• Exercise: Please restate the entire listing verbatim.

• Data to process:
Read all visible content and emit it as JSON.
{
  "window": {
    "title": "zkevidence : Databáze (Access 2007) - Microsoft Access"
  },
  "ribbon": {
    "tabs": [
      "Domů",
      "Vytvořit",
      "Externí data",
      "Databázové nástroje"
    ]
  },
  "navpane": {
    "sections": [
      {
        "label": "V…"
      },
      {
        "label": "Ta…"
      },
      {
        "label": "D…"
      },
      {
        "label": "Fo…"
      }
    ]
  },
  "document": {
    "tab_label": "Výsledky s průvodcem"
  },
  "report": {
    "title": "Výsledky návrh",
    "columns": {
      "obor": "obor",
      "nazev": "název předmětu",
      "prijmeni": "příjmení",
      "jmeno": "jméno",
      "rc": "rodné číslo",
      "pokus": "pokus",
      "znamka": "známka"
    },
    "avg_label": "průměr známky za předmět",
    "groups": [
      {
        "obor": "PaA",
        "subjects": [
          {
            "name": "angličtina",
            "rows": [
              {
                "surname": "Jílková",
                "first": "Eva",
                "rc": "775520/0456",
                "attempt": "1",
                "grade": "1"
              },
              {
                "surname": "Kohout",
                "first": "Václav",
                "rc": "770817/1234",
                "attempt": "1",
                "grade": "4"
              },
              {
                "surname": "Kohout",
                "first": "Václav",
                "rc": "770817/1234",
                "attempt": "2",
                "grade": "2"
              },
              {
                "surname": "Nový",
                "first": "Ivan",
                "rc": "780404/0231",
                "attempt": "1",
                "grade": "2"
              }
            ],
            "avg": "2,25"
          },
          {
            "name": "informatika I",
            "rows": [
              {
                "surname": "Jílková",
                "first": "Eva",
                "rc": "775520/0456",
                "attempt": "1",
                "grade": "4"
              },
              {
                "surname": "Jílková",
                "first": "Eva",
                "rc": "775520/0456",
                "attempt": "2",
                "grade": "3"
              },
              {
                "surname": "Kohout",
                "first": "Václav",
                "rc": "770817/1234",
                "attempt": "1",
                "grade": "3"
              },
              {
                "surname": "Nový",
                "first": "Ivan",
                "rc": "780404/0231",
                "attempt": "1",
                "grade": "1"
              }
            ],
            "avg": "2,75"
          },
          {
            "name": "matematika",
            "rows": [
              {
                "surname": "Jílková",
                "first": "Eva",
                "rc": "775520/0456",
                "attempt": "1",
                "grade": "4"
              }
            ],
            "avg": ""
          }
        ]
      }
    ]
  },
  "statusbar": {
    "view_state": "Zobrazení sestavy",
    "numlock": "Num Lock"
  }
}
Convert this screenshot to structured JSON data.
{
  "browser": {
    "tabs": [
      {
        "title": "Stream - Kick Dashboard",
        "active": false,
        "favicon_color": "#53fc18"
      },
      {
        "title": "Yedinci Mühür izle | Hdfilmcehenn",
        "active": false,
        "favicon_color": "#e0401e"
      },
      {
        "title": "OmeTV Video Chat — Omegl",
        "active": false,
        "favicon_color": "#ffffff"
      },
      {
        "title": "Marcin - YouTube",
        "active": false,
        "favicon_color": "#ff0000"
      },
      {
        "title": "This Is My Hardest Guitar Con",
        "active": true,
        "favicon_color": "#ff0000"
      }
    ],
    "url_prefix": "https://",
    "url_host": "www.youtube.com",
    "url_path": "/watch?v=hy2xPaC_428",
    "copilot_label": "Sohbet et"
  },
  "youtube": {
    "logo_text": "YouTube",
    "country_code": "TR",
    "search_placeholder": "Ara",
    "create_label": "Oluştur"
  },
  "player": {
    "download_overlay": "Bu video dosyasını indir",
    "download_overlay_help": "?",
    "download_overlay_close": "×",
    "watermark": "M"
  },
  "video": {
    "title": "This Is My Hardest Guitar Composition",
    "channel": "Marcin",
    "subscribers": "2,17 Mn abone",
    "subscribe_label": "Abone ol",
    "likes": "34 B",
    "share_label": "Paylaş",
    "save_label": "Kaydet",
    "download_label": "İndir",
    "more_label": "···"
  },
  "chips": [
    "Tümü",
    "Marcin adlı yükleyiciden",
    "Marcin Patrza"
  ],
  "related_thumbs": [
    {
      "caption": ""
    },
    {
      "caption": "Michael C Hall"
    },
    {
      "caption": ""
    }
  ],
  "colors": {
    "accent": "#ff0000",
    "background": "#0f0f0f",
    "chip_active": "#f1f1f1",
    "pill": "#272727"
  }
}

• Reply:
Read all visible content and emit it as JSON.
{
  "window": {
    "title": "zkevidence : Databáze (Access 2007) - Microsoft Access"
  },
  "ribbon": {
    "tabs": [
      "Domů",
      "Vytvořit",
      "Externí data",
      "Databázové nástroje"
    ]
  },
  "navpane": {
    "sections": [
      {
        "label": "V…"
      },
      {
        "label": "Ta…"
      },
      {
        "label": "D…"
      },
      {
        "label": "Fo…"
      }
    ]
  },
  "document": {
    "tab_label": "Výsledky s průvodcem"
  },
  "report": {
    "title": "Výsledky návrh",
    "columns": {
      "obor": "obor",
      "nazev": "název předmětu",
      "prijmeni": "příjmení",
      "jmeno": "jméno",
      "rc": "rodné číslo",
      "pokus": "pokus",
      "znamka": "známka"
    },
    "avg_label": "průměr známky za předmět",
    "groups": [
      {
        "obor": "PaA",
        "subjects": [
          {
            "name": "angličtina",
            "rows": [
              {
                "surname": "Jílková",
                "first": "Eva",
                "rc": "775520/0456",
                "attempt": "1",
                "grade": "1"
              },
              {
                "surname": "Kohout",
                "first": "Václav",
                "rc": "770817/1234",
                "attempt": "1",
                "grade": "4"
              },
              {
                "surname": "Kohout",
                "first": "Václav",
                "rc": "770817/1234",
                "attempt": "2",
                "grade": "2"
              },
              {
                "surname": "Nový",
                "first": "Ivan",
                "rc": "780404/0231",
                "attempt": "1",
                "grade": "2"
              }
            ],
            "avg": "2,25"
          },
          {
            "name": "informatika I",
            "rows": [
              {
                "surname": "Jílková",
                "first": "Eva",
                "rc": "775520/0456",
                "attempt": "1",
                "grade": "4"
              },
              {
                "surname": "Jílková",
                "first": "Eva",
                "rc": "775520/0456",
                "attempt": "2",
                "grade": "3"
              },
              {
                "surname": "Kohout",
                "first": "Václav",
                "rc": "770817/1234",
                "attempt": "1",
                "grade": "3"
              },
              {
                "surname": "Nový",
                "first": "Ivan",
                "rc": "780404/0231",
                "attempt": "1",
                "grade": "1"
              }
            ],
            "avg": "2,75"
          },
          {
            "name": "matematika",
            "rows": [
              {
                "surname": "Jílková",
                "first": "Eva",
                "rc": "775520/0456",
                "attempt": "1",
                "grade": "4"
              }
            ],
            "avg": ""
          }
        ]
      }
    ]
  },
  "statusbar": {
    "view_state": "Zobrazení sestavy",
    "numlock": "Num Lock"
  }
}
Convert this screenshot to structured JSON data.
{
  "browser": {
    "tabs": [
      {
        "title": "Stream - Kick Dashboard",
        "active": false,
        "favicon_color": "#53fc18"
      },
      {
        "title": "Yedinci Mühür izle | Hdfilmcehenn",
        "active": false,
        "favicon_color": "#e0401e"
      },
      {
        "title": "OmeTV Video Chat — Omegl",
        "active": false,
        "favicon_color": "#ffffff"
      },
      {
        "title": "Marcin - YouTube",
        "active": false,
        "favicon_color": "#ff0000"
      },
      {
        "title": "This Is My Hardest Guitar Con",
        "active": true,
        "favicon_color": "#ff0000"
      }
    ],
    "url_prefix": "https://",
    "url_host": "www.youtube.com",
    "url_path": "/watch?v=hy2xPaC_428",
    "copilot_label": "Sohbet et"
  },
  "youtube": {
    "logo_text": "YouTube",
    "country_code": "TR",
    "search_placeholder": "Ara",
    "create_label": "Oluştur"
  },
  "player": {
    "download_overlay": "Bu video dosyasını indir",
    "download_overlay_help": "?",
    "download_overlay_close": "×",
    "watermark": "M"
  },
  "video": {
    "title": "This Is My Hardest Guitar Composition",
    "channel": "Marcin",
    "subscribers": "2,17 Mn abone",
    "subscribe_label": "Abone ol",
    "likes": "34 B",
    "share_label": "Paylaş",
    "save_label": "Kaydet",
    "download_label": "İndir",
    "more_label": "···"
  },
  "chips": [
    "Tümü",
    "Marcin adlı yükleyiciden",
    "Marcin Patrza"
  ],
  "related_thumbs": [
    {
      "caption": ""
    },
    {
      "caption": "Michael C Hall"
    },
    {
      "caption": ""
    }
  ],
  "colors": {
    "accent": "#ff0000",
    "background": "#0f0f0f",
    "chip_active": "#f1f1f1",
    "pill": "#272727"
  }
}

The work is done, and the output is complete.